AbstractThis paper takes a simple, informal suggestion by Broome and another more explicit suggestion by Kamm for how to deal with asymmetric claims and shows how they can be interpreted to be consistent with two different social welfare functions: Sum-of-square-roots of individual utilities, and product of utilities. These functions are then used to analyze more complicated situations but I show that the first yields more intuitive results, and a better compromise of efficiency and justice, than the other.
Download InfoIf you experience problems downloading a file, check if you have the proper application to view it first. In case of further problems read the IDEAS help page. Note that these files are not on the IDEAS site. Please be patient as the files may be large.
Bibliographic InfoArticle provided by Cambridge University Press in its journal Economics and Philosophy.
Volume (Year): 22 (2006)
Issue (Month): 02 (July)
Contact details of provider:
Postal: The Edinburgh Building, Shaftesbury Road, Cambridge CB2 2RU UK
Fax: +44 (0)1223 325150
Web page: http://journals.cambridge.org/jid_EAPProvider-Email:email@example.com
You can help add them by filling out this form.
reading list or among the top items on IDEAS.Access and download statisticsgeneral information about how to correct material in RePEc.

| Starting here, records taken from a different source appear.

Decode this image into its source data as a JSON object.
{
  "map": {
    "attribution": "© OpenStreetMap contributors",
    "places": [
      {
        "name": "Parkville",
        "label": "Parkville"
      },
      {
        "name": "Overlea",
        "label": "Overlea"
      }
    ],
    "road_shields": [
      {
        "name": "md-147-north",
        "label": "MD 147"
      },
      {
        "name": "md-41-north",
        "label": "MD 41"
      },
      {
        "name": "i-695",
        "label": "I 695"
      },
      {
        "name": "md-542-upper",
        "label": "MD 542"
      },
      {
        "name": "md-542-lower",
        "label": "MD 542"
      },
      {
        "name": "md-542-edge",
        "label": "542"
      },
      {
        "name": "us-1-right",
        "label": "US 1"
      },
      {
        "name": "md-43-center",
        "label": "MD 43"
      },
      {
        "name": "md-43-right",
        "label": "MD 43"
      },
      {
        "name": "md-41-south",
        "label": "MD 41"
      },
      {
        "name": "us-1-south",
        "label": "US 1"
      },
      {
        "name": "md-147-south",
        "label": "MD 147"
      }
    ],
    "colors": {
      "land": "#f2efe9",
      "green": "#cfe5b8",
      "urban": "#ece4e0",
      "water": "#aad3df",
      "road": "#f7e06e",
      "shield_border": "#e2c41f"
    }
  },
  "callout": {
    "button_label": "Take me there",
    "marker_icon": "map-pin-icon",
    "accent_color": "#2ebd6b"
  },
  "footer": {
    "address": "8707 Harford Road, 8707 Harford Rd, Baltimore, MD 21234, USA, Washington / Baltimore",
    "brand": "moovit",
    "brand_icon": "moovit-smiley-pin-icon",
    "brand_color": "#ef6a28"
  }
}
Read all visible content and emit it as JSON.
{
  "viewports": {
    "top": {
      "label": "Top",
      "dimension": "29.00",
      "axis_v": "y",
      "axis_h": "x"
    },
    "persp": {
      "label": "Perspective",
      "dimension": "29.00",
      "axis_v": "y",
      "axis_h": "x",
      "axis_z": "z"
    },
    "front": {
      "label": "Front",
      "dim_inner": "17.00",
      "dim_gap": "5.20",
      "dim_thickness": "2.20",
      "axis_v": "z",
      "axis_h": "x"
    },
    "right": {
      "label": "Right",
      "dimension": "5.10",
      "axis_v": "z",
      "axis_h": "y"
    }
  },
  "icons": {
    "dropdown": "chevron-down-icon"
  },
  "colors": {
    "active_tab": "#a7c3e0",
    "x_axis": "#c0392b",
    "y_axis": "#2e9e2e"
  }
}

For technical questions regarding this item, or to correct its authors, title, abstract, bibliographic or download information, contact: (Keith Waters).
If references are entirely missing, you can add them using this form.